Apart from the pictures, every line below is to be set down exactly.

Items from an interface collection:
■ ■ ■

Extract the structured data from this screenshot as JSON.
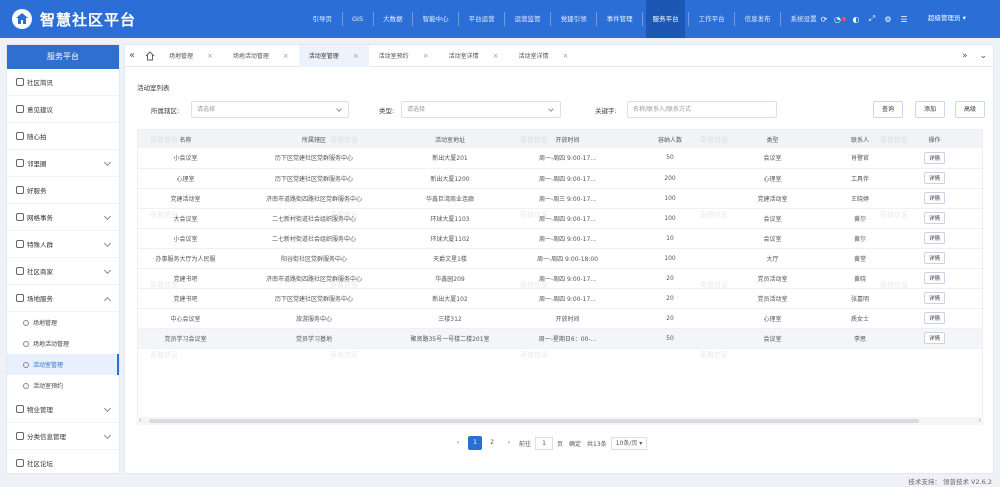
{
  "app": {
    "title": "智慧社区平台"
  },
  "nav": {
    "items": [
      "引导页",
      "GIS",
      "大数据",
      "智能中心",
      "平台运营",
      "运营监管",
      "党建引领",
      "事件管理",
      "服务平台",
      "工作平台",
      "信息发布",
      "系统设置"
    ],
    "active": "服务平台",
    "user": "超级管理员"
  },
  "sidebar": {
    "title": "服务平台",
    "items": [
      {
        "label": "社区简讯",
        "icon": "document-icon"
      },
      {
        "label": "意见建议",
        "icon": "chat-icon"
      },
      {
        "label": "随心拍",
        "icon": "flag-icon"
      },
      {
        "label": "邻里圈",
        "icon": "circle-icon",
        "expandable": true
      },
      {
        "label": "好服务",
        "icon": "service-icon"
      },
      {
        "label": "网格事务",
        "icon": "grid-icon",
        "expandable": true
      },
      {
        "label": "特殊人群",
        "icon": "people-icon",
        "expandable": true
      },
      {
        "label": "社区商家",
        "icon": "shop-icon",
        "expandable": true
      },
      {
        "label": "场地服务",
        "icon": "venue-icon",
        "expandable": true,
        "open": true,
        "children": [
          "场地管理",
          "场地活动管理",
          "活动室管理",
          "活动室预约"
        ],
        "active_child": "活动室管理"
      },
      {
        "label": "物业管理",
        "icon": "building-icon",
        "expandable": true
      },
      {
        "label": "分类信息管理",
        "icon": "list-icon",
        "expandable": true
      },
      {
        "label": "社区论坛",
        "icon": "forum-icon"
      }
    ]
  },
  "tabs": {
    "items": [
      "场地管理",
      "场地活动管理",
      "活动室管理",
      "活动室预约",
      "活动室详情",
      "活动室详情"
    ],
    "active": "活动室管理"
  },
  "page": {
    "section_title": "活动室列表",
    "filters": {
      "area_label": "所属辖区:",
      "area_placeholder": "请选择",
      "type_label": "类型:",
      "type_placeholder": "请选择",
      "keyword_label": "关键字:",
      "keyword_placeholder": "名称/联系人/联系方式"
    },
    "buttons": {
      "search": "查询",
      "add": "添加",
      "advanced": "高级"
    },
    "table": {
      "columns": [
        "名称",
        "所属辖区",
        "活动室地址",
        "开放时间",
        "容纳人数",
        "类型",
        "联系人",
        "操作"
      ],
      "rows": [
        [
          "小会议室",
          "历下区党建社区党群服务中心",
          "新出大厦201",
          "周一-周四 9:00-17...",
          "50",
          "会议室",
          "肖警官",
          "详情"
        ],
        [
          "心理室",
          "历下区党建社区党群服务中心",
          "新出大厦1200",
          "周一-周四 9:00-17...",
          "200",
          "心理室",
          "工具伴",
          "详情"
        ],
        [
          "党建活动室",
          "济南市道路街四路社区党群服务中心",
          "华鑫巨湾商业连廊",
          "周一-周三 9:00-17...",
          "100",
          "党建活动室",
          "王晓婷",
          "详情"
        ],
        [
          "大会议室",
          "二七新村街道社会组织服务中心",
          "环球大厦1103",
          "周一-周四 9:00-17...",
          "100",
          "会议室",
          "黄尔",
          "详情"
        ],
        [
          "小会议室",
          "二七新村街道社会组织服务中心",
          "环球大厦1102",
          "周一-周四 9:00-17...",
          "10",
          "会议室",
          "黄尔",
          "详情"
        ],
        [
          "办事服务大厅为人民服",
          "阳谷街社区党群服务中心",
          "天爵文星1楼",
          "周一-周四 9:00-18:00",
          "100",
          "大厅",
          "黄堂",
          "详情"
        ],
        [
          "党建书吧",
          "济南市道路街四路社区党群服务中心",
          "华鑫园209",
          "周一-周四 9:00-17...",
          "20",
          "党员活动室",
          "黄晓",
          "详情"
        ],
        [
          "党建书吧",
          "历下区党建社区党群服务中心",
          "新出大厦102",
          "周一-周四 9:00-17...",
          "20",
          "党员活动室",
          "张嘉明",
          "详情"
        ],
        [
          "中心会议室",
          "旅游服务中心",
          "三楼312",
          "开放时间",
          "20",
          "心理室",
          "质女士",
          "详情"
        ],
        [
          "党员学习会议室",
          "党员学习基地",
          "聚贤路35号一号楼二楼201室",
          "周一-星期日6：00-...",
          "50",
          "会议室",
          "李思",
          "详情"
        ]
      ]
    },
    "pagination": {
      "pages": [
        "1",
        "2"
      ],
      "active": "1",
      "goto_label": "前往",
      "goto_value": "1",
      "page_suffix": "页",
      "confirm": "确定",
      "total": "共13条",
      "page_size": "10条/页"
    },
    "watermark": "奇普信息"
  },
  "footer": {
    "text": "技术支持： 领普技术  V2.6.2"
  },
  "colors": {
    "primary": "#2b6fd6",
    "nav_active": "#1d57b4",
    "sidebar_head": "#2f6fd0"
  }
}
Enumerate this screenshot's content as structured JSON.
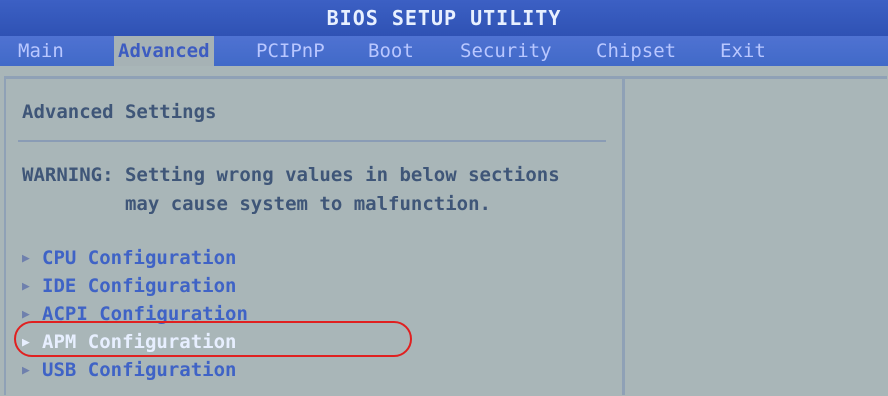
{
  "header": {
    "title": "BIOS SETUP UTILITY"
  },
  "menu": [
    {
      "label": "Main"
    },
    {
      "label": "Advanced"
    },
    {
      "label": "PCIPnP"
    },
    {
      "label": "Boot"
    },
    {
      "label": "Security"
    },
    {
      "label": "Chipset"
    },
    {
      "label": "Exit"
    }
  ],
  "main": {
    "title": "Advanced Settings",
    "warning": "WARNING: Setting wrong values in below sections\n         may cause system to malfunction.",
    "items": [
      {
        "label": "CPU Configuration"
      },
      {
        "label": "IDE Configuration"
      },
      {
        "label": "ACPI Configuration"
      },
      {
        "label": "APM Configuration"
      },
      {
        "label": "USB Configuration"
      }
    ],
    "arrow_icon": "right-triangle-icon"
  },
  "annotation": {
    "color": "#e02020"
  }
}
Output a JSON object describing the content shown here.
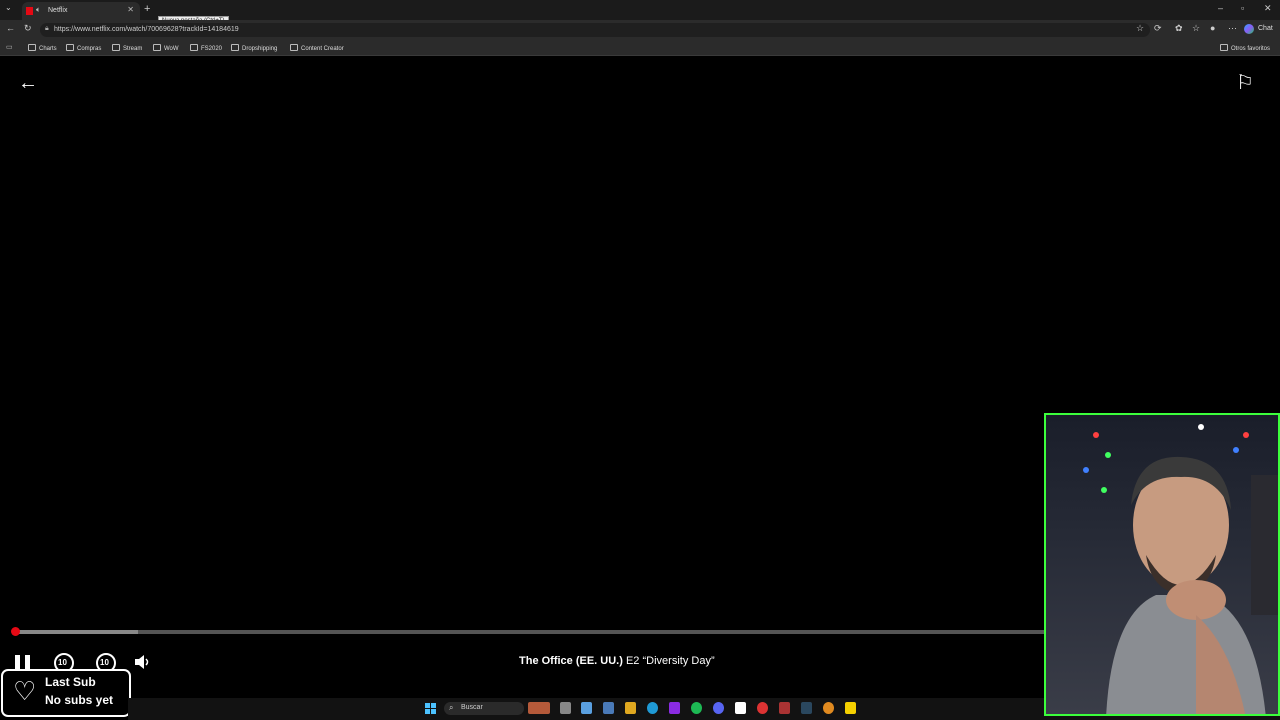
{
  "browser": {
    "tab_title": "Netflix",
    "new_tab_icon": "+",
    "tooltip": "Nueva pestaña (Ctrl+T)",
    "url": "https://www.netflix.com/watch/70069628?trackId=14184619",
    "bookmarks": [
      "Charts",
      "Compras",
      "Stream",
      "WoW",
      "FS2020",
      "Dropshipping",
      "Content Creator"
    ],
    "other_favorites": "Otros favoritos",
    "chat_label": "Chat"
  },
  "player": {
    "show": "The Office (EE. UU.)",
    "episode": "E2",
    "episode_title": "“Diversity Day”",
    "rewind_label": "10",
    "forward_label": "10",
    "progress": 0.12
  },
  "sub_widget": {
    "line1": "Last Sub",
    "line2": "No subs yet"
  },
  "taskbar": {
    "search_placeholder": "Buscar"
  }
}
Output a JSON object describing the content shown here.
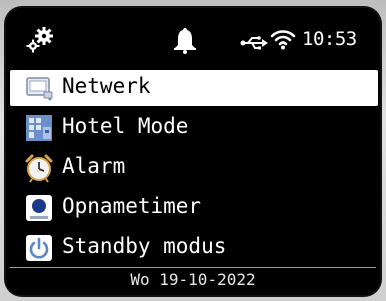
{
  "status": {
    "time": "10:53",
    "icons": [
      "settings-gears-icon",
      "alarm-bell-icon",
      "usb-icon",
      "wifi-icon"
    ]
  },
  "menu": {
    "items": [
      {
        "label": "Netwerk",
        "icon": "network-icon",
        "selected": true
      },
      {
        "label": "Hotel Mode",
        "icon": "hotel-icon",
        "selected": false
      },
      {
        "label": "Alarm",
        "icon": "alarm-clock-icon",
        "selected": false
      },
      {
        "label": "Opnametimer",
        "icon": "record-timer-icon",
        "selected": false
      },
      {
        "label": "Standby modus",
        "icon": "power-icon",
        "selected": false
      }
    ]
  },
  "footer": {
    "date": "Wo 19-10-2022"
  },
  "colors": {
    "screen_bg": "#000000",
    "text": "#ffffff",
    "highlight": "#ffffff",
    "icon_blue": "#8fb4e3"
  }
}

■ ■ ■

The completed task —
Extract the structured data from this screenshot as JSON.
{
  "app": {
    "title": "智慧社区平台"
  },
  "nav": {
    "items": [
      "引导页",
      "GIS",
      "大数据",
      "智能中心",
      "平台运营",
      "运营监管",
      "党建引领",
      "事件管理",
      "服务平台",
      "工作平台",
      "信息发布",
      "系统设置"
    ],
    "active": "服务平台",
    "user": "超级管理员"
  },
  "sidebar": {
    "title": "服务平台",
    "items": [
      {
        "label": "社区简讯",
        "icon": "document-icon"
      },
      {
        "label": "意见建议",
        "icon": "chat-icon"
      },
      {
        "label": "随心拍",
        "icon": "flag-icon"
      },
      {
        "label": "邻里圈",
        "icon": "circle-icon",
        "expandable": true
      },
      {
        "label": "好服务",
        "icon": "service-icon"
      },
      {
        "label": "网格事务",
        "icon": "grid-icon",
        "expandable": true
      },
      {
        "label": "特殊人群",
        "icon": "people-icon",
        "expandable": true
      },
      {
        "label": "社区商家",
        "icon": "shop-icon",
        "expandable": true
      },
      {
        "label": "场地服务",
        "icon": "venue-icon",
        "expandable": true,
        "open": true,
        "children": [
          "场地管理",
          "场地活动管理",
          "活动室管理",
          "活动室预约"
        ],
        "active_child": "活动室管理"
      },
      {
        "label": "物业管理",
        "icon": "building-icon",
        "expandable": true
      },
      {
        "label": "分类信息管理",
        "icon": "list-icon",
        "expandable": true
      },
      {
        "label": "社区论坛",
        "icon": "forum-icon"
      }
    ]
  },
  "tabs": {
    "items": [
      "场地管理",
      "场地活动管理",
      "活动室管理",
      "活动室预约",
      "活动室详情",
      "活动室详情"
    ],
    "active": "活动室管理"
  },
  "page": {
    "section_title": "活动室列表",
    "filters": {
      "area_label": "所属辖区:",
      "area_placeholder": "请选择",
      "type_label": "类型:",
      "type_placeholder": "请选择",
      "keyword_label": "关键字:",
      "keyword_placeholder": "名称/联系人/联系方式"
    },
    "buttons": {
      "search": "查询",
      "add": "添加",
      "advanced": "高级"
    },
    "table": {
      "columns": [
        "名称",
        "所属辖区",
        "活动室地址",
        "开放时间",
        "容纳人数",
        "类型",
        "联系人",
        "操作"
      ],
      "rows": [
        [
          "小会议室",
          "历下区党建社区党群服务中心",
          "新出大厦201",
          "周一-周四 9:00-17...",
          "50",
          "会议室",
          "肖警官",
          "详情"
        ],
        [
          "心理室",
          "历下区党建社区党群服务中心",
          "新出大厦1200",
          "周一-周四 9:00-17...",
          "200",
          "心理室",
          "工具伴",
          "详情"
        ],
        [
          "党建活动室",
          "济南市道路街四路社区党群服务中心",
          "华鑫巨湾商业连廊",
          "周一-周三 9:00-17...",
          "100",
          "党建活动室",
          "王晓婷",
          "详情"
        ],
        [
          "大会议室",
          "二七新村街道社会组织服务中心",
          "环球大厦1103",
          "周一-周四 9:00-17...",
          "100",
          "会议室",
          "黄尔",
          "详情"
        ],
        [
          "小会议室",
          "二七新村街道社会组织服务中心",
          "环球大厦1102",
          "周一-周四 9:00-17...",
          "10",
          "会议室",
          "黄尔",
          "详情"
        ],
        [
          "办事服务大厅为人民服",
          "阳谷街社区党群服务中心",
          "天爵文星1楼",
          "周一-周四 9:00-18:00",
          "100",
          "大厅",
          "黄堂",
          "详情"
        ],
        [
          "党建书吧",
          "济南市道路街四路社区党群服务中心",
          "华鑫园209",
          "周一-周四 9:00-17...",
          "20",
          "党员活动室",
          "黄晓",
          "详情"
        ],
        [
          "党建书吧",
          "历下区党建社区党群服务中心",
          "新出大厦102",
          "周一-周四 9:00-17...",
          "20",
          "党员活动室",
          "张嘉明",
          "详情"
        ],
        [
          "中心会议室",
          "旅游服务中心",
          "三楼312",
          "开放时间",
          "20",
          "心理室",
          "质女士",
          "详情"
        ],
        [
          "党员学习会议室",
          "党员学习基地",
          "聚贤路35号一号楼二楼201室",
          "周一-星期日6：00-...",
          "50",
          "会议室",
          "李思",
          "详情"
        ]
      ]
    },
    "pagination": {
      "pages": [
        "1",
        "2"
      ],
      "active": "1",
      "goto_label": "前往",
      "goto_value": "1",
      "page_suffix": "页",
      "confirm": "确定",
      "total": "共13条",
      "page_size": "10条/页"
    },
    "watermark": "奇普信息"
  },
  "footer": {
    "text": "技术支持： 领普技术  V2.6.2"
  },
  "colors": {
    "primary": "#2b6fd6",
    "nav_active": "#1d57b4",
    "sidebar_head": "#2f6fd0"
  }
}
Enumerate this screenshot's content as structured JSON.
{
  "header": {
    "title": "BIOS SETUP UTILITY"
  },
  "menu": [
    {
      "label": "Main"
    },
    {
      "label": "Advanced"
    },
    {
      "label": "PCIPnP"
    },
    {
      "label": "Boot"
    },
    {
      "label": "Security"
    },
    {
      "label": "Chipset"
    },
    {
      "label": "Exit"
    }
  ],
  "main": {
    "title": "Advanced Settings",
    "warning": "WARNING: Setting wrong values in below sections\n         may cause system to malfunction.",
    "items": [
      {
        "label": "CPU Configuration"
      },
      {
        "label": "IDE Configuration"
      },
      {
        "label": "ACPI Configuration"
      },
      {
        "label": "APM Configuration"
      },
      {
        "label": "USB Configuration"
      }
    ],
    "arrow_icon": "right-triangle-icon"
  },
  "annotation": {
    "color": "#e02020"
  }
}
Output a JSON object describing the content shown here.
{
  "browser": {
    "tab_title": "Netflix",
    "new_tab_icon": "+",
    "tooltip": "Nueva pestaña (Ctrl+T)",
    "url": "https://www.netflix.com/watch/70069628?trackId=14184619",
    "bookmarks": [
      "Charts",
      "Compras",
      "Stream",
      "WoW",
      "FS2020",
      "Dropshipping",
      "Content Creator"
    ],
    "other_favorites": "Otros favoritos",
    "chat_label": "Chat"
  },
  "player": {
    "show": "The Office (EE. UU.)",
    "episode": "E2",
    "episode_title": "“Diversity Day”",
    "rewind_label": "10",
    "forward_label": "10",
    "progress": 0.12
  },
  "sub_widget": {
    "line1": "Last Sub",
    "line2": "No subs yet"
  },
  "taskbar": {
    "search_placeholder": "Buscar"
  }
}
Output a JSON object describing the content shown here.
{
  "status": {
    "time": "10:53",
    "icons": [
      "settings-gears-icon",
      "alarm-bell-icon",
      "usb-icon",
      "wifi-icon"
    ]
  },
  "menu": {
    "items": [
      {
        "label": "Netwerk",
        "icon": "network-icon",
        "selected": true
      },
      {
        "label": "Hotel Mode",
        "icon": "hotel-icon",
        "selected": false
      },
      {
        "label": "Alarm",
        "icon": "alarm-clock-icon",
        "selected": false
      },
      {
        "label": "Opnametimer",
        "icon": "record-timer-icon",
        "selected": false
      },
      {
        "label": "Standby modus",
        "icon": "power-icon",
        "selected": false
      }
    ]
  },
  "footer": {
    "date": "Wo 19-10-2022"
  },
  "colors": {
    "screen_bg": "#000000",
    "text": "#ffffff",
    "highlight": "#ffffff",
    "icon_blue": "#8fb4e3"
  }
}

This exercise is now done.